Task to carry out:
Search the entries below for "icon" and copy each matching line.

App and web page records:
-- Opening Marker --

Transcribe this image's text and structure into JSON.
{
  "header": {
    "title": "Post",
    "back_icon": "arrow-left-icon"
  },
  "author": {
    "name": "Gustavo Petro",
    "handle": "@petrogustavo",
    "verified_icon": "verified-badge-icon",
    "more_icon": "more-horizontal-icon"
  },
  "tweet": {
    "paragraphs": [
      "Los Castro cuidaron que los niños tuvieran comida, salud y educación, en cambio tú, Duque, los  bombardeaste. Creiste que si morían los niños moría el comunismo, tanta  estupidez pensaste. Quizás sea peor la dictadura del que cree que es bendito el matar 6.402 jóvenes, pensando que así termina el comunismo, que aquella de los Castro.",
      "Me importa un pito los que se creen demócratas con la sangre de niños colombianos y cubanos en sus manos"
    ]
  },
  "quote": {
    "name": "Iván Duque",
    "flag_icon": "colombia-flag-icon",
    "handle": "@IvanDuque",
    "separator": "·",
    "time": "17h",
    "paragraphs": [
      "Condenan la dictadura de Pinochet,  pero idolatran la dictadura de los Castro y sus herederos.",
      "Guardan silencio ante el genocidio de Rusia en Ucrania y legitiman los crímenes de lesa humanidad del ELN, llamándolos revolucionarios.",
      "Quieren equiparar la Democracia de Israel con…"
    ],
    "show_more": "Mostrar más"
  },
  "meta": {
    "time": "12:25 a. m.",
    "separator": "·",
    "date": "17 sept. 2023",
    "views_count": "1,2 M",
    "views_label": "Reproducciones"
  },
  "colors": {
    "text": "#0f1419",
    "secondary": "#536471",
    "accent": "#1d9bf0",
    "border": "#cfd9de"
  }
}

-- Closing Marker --

Answer section:
    "back_icon": "arrow-left-icon"
    "verified_icon": "verified-badge-icon",
    "more_icon": "more-horizontal-icon"
    "flag_icon": "colombia-flag-icon",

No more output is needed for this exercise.